Santiago is a Cuban fisherman older than Hemingway (age 52) when he wrote the novella. Santiago's wife has died, and he has a daughter who fears he is too old to fish or even live alone much longer. Santiago is a mentor to a young (probably early teenage) boy, Manolin. When the novella begins, the old man has gone 84 straight days without a catch, and, as a result, is the subject of ridicule among the other, younger fishermen.
So says Enotes:
Santiago also loves baseball and occasionally gambles. He identifies with Joe DiMaggio, the great center fielder for the Yankees in the 1940s and 1950s. Santiago admires how DiMaggio, whose father was a fisherman, plays in spite of bone spurs in his feet that cause him pain whenever he runs. As an old man, Santiago must also cope with the physical demands of his job in the face of the infirmities of his aging body. Yet he suffers without complaining, and it is this stoic attitude that has won him much respect in the community.
Unlike the other fishermen, Santiago fishes the right way, and he treats the fish, the sea, and the birds with respect and humility. The younger fishermen cheapen themselves by catching lesser fish just for money, but Santiago dares to be great, to go far out beyond land, and to hook a great marlin.
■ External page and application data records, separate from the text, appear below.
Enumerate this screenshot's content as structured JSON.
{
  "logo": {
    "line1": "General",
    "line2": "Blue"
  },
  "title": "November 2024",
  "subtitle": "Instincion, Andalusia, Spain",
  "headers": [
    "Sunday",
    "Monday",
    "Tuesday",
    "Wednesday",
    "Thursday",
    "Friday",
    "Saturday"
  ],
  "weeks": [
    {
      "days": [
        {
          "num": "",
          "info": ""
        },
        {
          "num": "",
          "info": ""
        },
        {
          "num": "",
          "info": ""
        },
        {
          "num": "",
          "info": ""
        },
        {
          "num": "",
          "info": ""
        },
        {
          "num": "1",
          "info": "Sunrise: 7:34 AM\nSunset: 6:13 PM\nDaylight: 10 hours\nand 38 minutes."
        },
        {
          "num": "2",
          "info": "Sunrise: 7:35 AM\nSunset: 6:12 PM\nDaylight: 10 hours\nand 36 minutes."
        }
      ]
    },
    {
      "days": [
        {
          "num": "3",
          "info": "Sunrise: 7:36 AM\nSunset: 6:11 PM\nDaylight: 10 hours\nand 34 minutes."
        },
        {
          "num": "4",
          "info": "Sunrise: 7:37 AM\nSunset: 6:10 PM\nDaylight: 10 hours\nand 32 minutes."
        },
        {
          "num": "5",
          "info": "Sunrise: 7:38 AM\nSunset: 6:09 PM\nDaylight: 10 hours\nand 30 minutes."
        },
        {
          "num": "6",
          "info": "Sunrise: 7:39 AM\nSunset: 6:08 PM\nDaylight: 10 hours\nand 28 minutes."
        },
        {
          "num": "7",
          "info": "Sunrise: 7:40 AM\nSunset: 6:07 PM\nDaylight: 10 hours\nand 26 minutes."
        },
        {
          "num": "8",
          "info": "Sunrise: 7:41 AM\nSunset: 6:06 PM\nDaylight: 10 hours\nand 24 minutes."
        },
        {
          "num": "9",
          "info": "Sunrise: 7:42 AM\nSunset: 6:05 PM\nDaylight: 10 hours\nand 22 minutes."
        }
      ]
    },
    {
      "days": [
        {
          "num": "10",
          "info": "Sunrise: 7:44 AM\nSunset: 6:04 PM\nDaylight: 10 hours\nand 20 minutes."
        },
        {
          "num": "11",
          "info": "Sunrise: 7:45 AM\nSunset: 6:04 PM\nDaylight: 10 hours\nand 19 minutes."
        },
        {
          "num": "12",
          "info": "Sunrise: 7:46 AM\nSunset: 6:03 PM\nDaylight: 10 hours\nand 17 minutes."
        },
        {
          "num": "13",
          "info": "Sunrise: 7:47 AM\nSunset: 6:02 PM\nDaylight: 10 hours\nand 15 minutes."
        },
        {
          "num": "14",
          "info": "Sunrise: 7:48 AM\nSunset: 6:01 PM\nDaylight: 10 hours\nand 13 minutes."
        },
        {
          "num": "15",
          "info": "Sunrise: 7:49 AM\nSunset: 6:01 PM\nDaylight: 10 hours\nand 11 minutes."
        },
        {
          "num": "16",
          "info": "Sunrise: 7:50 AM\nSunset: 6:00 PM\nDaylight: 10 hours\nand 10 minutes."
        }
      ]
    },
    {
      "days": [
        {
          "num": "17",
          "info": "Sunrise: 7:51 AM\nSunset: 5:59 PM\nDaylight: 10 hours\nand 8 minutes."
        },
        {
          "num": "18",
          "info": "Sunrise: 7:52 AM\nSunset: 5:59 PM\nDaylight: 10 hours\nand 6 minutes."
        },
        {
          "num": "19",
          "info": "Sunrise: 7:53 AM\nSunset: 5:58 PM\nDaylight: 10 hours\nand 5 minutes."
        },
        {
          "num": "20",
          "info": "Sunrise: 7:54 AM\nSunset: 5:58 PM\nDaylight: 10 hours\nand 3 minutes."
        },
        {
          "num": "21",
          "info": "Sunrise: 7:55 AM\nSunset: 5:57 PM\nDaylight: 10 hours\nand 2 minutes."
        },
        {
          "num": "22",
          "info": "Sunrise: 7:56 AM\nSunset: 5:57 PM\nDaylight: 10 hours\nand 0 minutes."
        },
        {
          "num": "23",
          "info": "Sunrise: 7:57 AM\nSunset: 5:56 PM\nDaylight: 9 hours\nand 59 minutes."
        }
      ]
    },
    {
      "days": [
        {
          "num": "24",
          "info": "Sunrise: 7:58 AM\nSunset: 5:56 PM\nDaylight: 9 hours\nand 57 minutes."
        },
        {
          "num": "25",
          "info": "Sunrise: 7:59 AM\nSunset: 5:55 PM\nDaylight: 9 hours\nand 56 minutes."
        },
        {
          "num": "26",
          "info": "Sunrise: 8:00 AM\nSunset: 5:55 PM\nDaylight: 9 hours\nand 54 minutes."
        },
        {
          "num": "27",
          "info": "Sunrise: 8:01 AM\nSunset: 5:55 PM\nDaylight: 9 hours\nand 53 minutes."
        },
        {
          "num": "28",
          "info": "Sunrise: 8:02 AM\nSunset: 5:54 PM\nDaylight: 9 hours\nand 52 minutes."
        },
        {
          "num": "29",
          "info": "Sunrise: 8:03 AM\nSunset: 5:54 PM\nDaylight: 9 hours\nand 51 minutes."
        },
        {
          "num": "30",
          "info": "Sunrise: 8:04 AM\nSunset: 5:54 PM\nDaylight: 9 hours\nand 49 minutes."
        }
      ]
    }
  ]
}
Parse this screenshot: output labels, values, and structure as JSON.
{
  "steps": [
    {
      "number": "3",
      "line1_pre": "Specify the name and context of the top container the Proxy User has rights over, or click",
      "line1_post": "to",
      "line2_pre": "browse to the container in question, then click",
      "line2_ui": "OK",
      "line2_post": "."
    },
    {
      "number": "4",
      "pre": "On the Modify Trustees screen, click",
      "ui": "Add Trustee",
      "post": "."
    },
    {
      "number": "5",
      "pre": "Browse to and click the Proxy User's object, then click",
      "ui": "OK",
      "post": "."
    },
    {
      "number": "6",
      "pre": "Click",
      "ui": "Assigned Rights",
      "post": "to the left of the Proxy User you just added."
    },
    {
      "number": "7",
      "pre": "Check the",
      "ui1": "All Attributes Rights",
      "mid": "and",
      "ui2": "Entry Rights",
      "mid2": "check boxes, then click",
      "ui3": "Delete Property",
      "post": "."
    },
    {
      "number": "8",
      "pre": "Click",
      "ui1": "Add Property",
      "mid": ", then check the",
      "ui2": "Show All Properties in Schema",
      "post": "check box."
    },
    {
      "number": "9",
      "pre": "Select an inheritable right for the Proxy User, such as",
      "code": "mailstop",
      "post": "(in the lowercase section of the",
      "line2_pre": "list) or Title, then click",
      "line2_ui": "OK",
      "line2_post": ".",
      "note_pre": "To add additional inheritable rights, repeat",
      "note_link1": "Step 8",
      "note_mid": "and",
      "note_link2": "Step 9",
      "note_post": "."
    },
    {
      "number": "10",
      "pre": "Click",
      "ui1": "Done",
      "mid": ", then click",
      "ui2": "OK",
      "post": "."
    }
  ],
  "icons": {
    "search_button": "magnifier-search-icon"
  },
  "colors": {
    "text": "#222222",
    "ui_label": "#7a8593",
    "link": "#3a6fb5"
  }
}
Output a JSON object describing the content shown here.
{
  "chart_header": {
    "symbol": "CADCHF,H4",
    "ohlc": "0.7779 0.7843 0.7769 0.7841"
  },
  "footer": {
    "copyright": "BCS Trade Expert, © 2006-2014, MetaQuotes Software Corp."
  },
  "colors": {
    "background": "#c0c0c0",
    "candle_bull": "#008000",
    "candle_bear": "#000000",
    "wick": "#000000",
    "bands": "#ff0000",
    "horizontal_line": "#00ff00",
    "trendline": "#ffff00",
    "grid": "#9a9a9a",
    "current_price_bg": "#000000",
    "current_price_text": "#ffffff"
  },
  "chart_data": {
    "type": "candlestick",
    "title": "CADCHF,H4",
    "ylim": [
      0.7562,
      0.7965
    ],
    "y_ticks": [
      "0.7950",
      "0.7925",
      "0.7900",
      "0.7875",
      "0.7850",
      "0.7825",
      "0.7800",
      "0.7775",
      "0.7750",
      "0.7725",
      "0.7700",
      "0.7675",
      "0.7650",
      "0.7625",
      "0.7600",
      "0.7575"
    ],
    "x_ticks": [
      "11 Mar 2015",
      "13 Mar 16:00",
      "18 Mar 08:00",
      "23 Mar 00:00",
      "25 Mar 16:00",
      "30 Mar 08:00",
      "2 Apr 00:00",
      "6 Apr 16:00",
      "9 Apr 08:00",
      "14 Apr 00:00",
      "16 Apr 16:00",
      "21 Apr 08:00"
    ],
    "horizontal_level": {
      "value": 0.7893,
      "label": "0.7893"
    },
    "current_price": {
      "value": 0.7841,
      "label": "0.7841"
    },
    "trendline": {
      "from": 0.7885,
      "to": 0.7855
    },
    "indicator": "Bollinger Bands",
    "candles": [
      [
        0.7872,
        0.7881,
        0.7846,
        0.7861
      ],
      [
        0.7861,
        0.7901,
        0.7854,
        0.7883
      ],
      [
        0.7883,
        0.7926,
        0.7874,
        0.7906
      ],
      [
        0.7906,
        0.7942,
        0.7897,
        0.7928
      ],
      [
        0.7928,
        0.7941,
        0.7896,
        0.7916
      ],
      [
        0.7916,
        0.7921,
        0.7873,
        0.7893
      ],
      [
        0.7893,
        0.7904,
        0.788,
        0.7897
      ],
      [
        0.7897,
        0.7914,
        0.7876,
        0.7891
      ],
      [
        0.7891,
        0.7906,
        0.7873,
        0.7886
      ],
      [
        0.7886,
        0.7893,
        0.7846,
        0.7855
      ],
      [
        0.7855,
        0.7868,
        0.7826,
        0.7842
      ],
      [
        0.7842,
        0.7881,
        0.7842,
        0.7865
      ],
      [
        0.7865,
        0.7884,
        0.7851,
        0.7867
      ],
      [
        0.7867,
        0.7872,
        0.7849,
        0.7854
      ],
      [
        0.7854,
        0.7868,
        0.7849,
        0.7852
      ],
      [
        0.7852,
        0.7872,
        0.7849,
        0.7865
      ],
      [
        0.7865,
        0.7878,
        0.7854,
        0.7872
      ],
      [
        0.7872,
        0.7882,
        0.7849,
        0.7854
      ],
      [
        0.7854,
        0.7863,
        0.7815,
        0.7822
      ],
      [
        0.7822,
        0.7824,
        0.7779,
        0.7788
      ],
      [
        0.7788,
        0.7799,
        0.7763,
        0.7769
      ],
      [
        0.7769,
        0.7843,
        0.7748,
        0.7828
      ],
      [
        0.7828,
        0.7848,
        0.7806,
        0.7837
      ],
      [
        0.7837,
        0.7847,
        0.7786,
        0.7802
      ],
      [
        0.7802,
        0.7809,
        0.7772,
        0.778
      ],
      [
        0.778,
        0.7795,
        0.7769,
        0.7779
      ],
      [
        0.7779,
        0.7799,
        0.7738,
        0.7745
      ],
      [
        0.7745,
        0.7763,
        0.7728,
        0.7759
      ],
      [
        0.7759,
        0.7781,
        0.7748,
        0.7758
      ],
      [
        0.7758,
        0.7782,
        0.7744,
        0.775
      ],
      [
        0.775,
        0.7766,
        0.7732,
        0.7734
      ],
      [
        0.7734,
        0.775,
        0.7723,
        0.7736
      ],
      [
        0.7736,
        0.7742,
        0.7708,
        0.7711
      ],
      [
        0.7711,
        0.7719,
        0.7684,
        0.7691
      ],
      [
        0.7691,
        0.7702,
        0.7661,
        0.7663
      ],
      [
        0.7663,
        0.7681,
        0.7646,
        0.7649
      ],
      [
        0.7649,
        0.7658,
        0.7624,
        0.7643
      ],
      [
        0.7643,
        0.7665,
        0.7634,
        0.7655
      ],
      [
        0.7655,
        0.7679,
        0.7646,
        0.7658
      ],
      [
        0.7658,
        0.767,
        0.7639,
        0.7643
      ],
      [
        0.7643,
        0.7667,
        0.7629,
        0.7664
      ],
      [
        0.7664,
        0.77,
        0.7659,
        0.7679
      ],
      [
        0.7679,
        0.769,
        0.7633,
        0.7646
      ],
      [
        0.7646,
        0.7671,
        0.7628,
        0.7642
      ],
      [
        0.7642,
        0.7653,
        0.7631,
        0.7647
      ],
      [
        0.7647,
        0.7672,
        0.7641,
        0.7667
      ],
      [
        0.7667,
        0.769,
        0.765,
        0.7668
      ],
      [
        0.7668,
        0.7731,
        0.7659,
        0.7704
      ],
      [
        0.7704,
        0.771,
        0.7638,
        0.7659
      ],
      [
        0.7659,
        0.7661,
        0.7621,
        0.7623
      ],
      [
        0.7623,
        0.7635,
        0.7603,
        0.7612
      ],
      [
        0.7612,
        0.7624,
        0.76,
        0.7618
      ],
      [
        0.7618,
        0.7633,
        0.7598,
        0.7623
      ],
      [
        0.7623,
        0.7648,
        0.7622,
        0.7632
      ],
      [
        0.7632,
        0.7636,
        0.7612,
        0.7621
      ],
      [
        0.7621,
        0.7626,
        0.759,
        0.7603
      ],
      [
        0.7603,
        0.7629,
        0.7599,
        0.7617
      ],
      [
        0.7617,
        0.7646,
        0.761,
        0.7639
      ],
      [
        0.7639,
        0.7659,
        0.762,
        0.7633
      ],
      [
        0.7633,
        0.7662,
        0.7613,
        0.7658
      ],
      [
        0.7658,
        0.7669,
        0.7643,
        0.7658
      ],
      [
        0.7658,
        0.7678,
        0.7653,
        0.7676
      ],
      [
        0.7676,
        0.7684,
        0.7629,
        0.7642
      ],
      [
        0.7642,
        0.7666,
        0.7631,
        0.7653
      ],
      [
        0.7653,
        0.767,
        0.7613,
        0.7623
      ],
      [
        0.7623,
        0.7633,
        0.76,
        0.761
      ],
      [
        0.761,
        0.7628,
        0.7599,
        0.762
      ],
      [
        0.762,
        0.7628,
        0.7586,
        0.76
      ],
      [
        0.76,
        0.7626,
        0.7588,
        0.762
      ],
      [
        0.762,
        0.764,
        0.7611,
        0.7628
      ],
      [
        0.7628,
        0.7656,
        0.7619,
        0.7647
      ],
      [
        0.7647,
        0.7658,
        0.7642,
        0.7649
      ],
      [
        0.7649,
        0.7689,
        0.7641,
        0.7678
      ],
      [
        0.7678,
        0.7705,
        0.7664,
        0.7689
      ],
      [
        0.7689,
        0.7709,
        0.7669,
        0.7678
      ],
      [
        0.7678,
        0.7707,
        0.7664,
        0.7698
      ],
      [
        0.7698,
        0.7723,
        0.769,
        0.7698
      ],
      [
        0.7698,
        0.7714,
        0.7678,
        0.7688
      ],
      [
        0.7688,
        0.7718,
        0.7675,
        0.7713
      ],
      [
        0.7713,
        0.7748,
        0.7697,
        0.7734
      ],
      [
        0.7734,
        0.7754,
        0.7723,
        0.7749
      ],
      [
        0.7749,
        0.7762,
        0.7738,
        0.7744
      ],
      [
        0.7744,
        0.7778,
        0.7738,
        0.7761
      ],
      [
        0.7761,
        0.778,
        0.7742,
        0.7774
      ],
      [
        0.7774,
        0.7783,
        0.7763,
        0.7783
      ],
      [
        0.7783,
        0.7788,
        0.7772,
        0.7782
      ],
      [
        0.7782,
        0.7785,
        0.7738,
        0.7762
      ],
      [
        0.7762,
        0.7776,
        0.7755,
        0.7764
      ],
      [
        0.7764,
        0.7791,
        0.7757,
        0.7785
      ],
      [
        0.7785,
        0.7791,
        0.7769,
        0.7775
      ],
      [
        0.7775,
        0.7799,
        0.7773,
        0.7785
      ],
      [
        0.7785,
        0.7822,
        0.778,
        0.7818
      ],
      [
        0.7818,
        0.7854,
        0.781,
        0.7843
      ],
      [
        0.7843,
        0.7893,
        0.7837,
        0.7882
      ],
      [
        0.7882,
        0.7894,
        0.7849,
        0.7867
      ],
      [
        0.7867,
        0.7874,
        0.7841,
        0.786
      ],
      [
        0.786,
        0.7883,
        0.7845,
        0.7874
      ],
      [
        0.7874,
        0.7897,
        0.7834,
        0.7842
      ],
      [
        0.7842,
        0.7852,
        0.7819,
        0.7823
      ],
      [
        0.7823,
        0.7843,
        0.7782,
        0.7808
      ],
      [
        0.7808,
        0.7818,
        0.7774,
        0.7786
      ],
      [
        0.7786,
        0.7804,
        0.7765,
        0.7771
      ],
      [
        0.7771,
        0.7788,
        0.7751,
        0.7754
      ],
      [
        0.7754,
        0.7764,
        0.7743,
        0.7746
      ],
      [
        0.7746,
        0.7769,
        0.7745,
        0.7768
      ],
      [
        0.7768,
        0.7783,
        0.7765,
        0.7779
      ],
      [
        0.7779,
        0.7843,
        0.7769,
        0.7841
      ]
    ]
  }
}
Santiago's character is revealed most when he is alone battling the marlin and sharks at sea. We see that he is old but still a man of great moral strength and wisdom. He talks to himself, the fish, and the birds not because he is crazy or lonely, but because he treats all of nature as his equal; in fact, he calls the marlin his "brother." Nevertheless, Santiago cannot abide the sharks, for they are scavengers with no dignity.
In the end, Santiago returns to the island with only a carcass, and he carries his mast the way Christ carried the cross. As such, he suffers quietly, with dignity. We, like Manolin, know that Santiago is not defeated, and he will venture out in his boat the next day to fish not for money, but for pride and self-respect.